Traditionally, a theater’s gilded proscenium divides house from stage. But Stallings will stage “Halo” in the round, crossing this boundary between audience and performers. A ring of seats around the space’s perimeter will flow up over the proscenium line to encircle performers, setting dancers and audience on equal ground. Music for “Halo” includes a familiar Albinoni adagio, electronica pieces by Nortec Collective’s Bostich & Fussible, and Nina Simone’s soulful “Wild Is the Wind.” GloATL dancers will wear designer Emilee Cooper’s simple Israeli pants with shirts that can alternately cover or expose skin. Frequent gloATL collaborator Ryan O’Gara will design the lighting.
At the heart of Stallings’ work is her fertile and complex movement language. Working from a classical base and using Gaga technique as the method for exploration, she continues to discover new veins of expression. In rehearsal last week, I watched her teach new phrases to her dancers. Though she seldom repeats the same movement twice, there are patterns and consistencies.
Phrases unwind with a stripped-down, naked honesty. There’s nothing superficial — movement draws its source from deep physical impulses. At times, it seems that a mobile inner eye scans shifting contours of the body’s internal structure — the organs, muscles and bones — opening “pockets of hidden movement,” Stallings explained. Punctuated by weighted drops of the pelvis, dancers move on and off center, often with a fluid, undulating spine.
Movement accents unusual parts of the body: a wrist, an elbow, the top of a shoulder blade. Arms whisk the air around the body as if a draft of air was blowing through them. The legs occasionally sweep through space in broad strokes, and dancers pass through recognizable transitions — a coupé here, a fifth position there.

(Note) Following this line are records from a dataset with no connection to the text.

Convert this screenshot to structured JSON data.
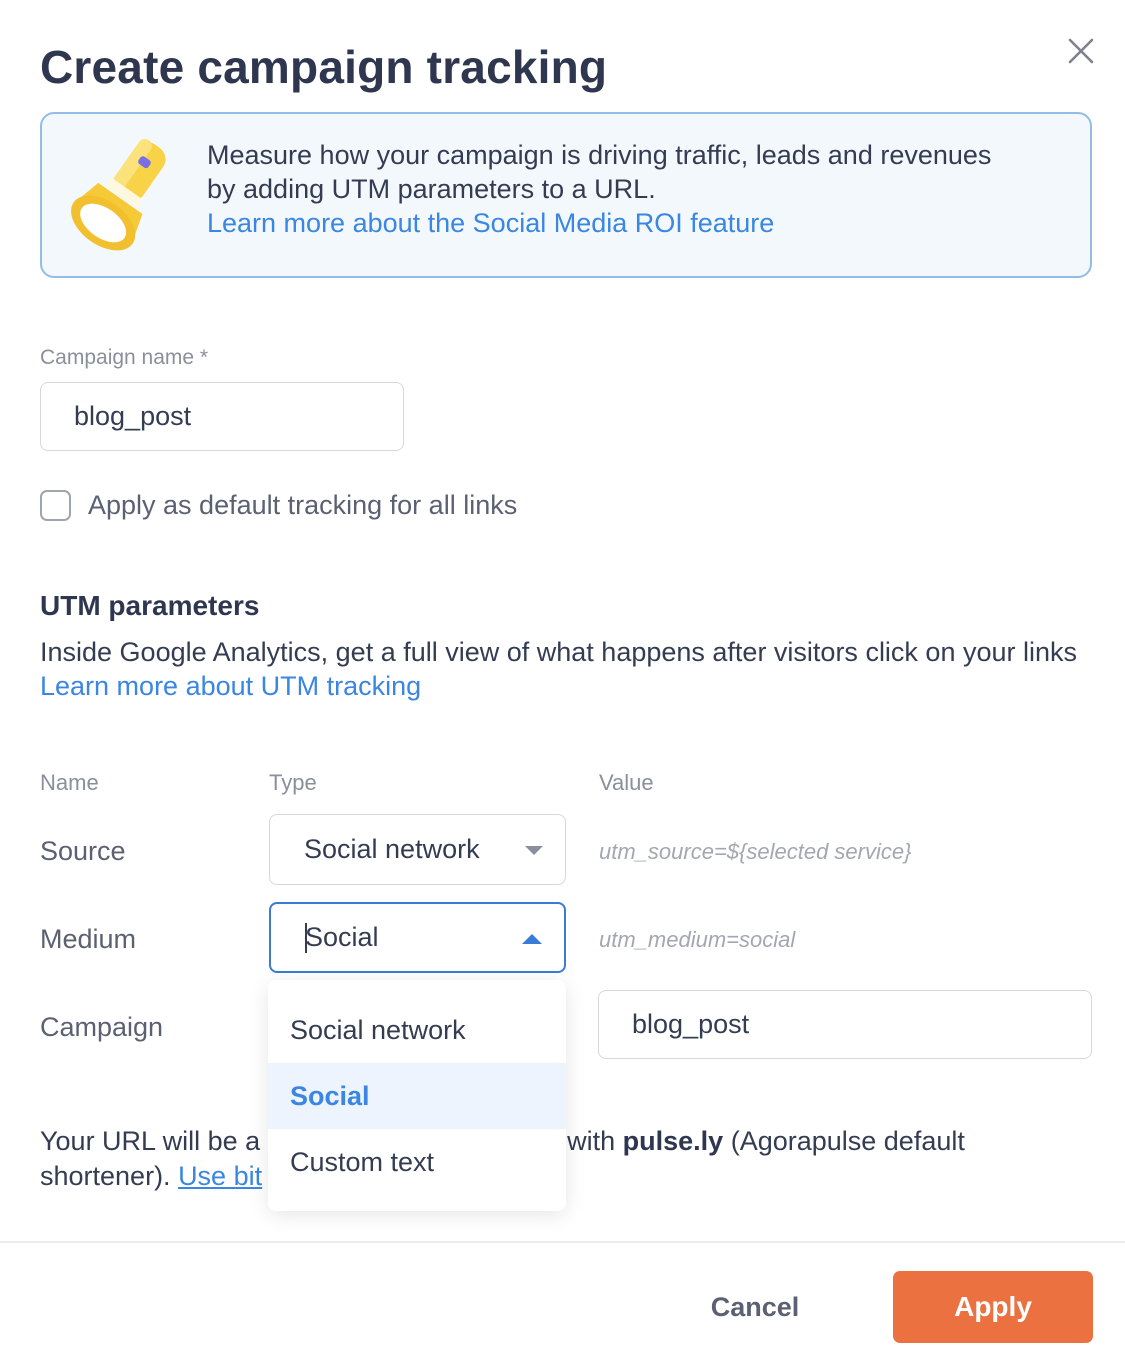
{
  "dialog": {
    "title": "Create campaign tracking",
    "close_icon": "close-icon"
  },
  "info_banner": {
    "icon": "flashlight-icon",
    "text_line1": "Measure how your campaign is driving traffic, leads and revenues",
    "text_line2": "by adding UTM parameters to a URL.",
    "link": "Learn more about the Social Media ROI feature"
  },
  "campaign_name": {
    "label": "Campaign name *",
    "value": "blog_post"
  },
  "default_tracking": {
    "label": "Apply as default tracking for all links",
    "checked": false
  },
  "utm": {
    "heading": "UTM parameters",
    "description": "Inside Google Analytics, get a full view of what happens after visitors click on your links",
    "link": "Learn more about UTM tracking",
    "columns": [
      "Name",
      "Type",
      "Value"
    ],
    "rows": [
      {
        "name": "Source",
        "type": "Social network",
        "value": "utm_source=${selected service}"
      },
      {
        "name": "Medium",
        "type": "Social",
        "value": "utm_medium=social"
      },
      {
        "name": "Campaign",
        "type": "",
        "value": "blog_post"
      }
    ],
    "medium_dropdown": {
      "options": [
        "Social network",
        "Social",
        "Custom text"
      ],
      "selected": "Social"
    }
  },
  "url_note": {
    "part1": "Your URL will be a",
    "part2": "with ",
    "bold": "pulse.ly",
    "part3": " (Agorapulse default",
    "line2_prefix": "shortener). ",
    "link": "Use bit"
  },
  "footer": {
    "cancel_label": "Cancel",
    "apply_label": "Apply",
    "accent_color": "#ec7140",
    "link_color": "#3a86e0"
  }
}
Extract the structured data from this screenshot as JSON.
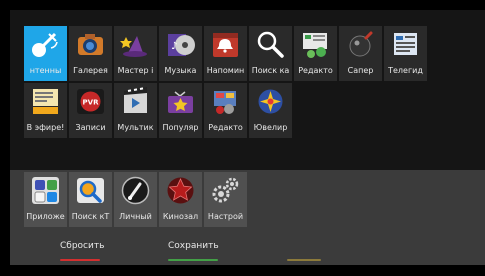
{
  "colors": {
    "accent_selected": "#1fa6e8",
    "reset_bar": "#d32f2f",
    "save_bar": "#43a047",
    "extra_bar": "#8c7a3b"
  },
  "apps": [
    {
      "label": "Антенны",
      "visible_label": "нтенны",
      "icon": "antenna-icon",
      "selected": true
    },
    {
      "label": "Галерея",
      "icon": "camera-icon"
    },
    {
      "label": "Мастер і",
      "icon": "wizard-hat-icon"
    },
    {
      "label": "Музыка",
      "icon": "music-disc-icon"
    },
    {
      "label": "Напомин",
      "icon": "alarm-calendar-icon"
    },
    {
      "label": "Поиск ка",
      "icon": "magnifier-icon"
    },
    {
      "label": "Редакто",
      "icon": "list-editor-icon"
    },
    {
      "label": "Сапер",
      "icon": "mine-icon"
    },
    {
      "label": "Телегид",
      "icon": "tv-guide-icon"
    },
    {
      "label": "В эфире!",
      "icon": "on-air-icon"
    },
    {
      "label": "Записи",
      "icon": "pvr-icon"
    },
    {
      "label": "Мультик",
      "icon": "film-icon"
    },
    {
      "label": "Популяр",
      "icon": "popular-tv-icon"
    },
    {
      "label": "Редакто",
      "icon": "editor-icon"
    },
    {
      "label": "Ювелир",
      "icon": "jewel-icon"
    }
  ],
  "dock": [
    {
      "label": "Приложе",
      "icon": "apps-grid-icon"
    },
    {
      "label": "Поиск кТ",
      "icon": "search-tv-icon"
    },
    {
      "label": "Личный",
      "icon": "personal-needle-icon"
    },
    {
      "label": "Кинозал",
      "icon": "cinema-star-icon"
    },
    {
      "label": "Настрой",
      "icon": "settings-gears-icon"
    }
  ],
  "buttons": {
    "reset_label": "Сбросить",
    "save_label": "Сохранить",
    "extra_label": ""
  }
}
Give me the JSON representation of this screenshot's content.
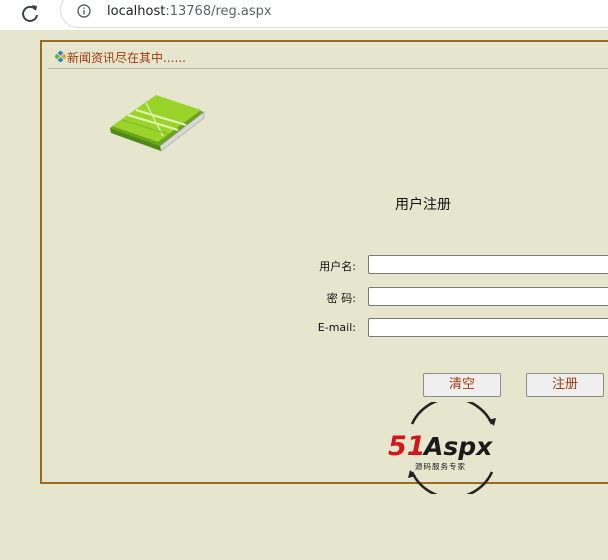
{
  "browser": {
    "url_host": "localhost",
    "url_rest": ":13768/reg.aspx"
  },
  "panel": {
    "header_text": "新闻资讯尽在其中......"
  },
  "form": {
    "title": "用户注册",
    "username_label": "用户名:",
    "password_label": "密 码:",
    "email_label": "E-mail:",
    "username_value": "",
    "password_value": "",
    "email_value": "",
    "clear_button": "清空",
    "register_button": "注册"
  },
  "logo": {
    "brand_number": "51",
    "brand_name": "Aspx",
    "tagline": "源码服务专家"
  },
  "colors": {
    "page_bg": "#e6e6cf",
    "panel_border": "#9c6b21",
    "header_text": "#a33a0b",
    "button_text": "#a33a0b"
  },
  "icons": {
    "reload": "reload-icon",
    "info": "info-icon",
    "header_bullet": "diamond-bullet-icon",
    "book": "book-icon"
  }
}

As with paint layered on a canvas, there’s a sense of depth and texture that draws people in to Stallings’ 360-degree world. Once there, viewers can experience her work at a gut level that’s uncannily self-revealing.
Stallings finds it refreshing to choreograph for the DMAC’s tiny jewel-box space, where viewers won’t miss any parts of the work. The intimate theater makes it possible to explore subtler movements and delve into more intimate emotions. The inherent risk of dancing in large public spaces — risk of being touched, violated — won’t exist here, and the dancers can let down the invisible “cloak,” or “membrane” of protection, that they often create by using a strong internal focus to separate themselves from the public. Because “Halo” will unfold in a safe environment, in close proximity to the audience, even the eyes can soften as dancers let down that last little veil.
“It’s very simple,” Stallings told me. “Maybe folks will be left with the sense that we were at eye level, completely softened … and we can be really human now.”
While in New York, Stallings will choreograph “Both,” a duet for Drew Jacoby and David Hallberg for a premiere at Jacob’s Pillow July 21-25. And on July 23 and 24, gloATL will perform the site-specific “Roem” on the Woodruff Arts Center campus. Next fall, Stallings will create a new work for Kennesaw State University dance majors as the school’s first dance artist in residence.
Under gloATL’s executive director, Bill Kaelin, who’s creating the position, plans are in process for a site-specific work in Atlanta next fall that will be on a larger scale than ever.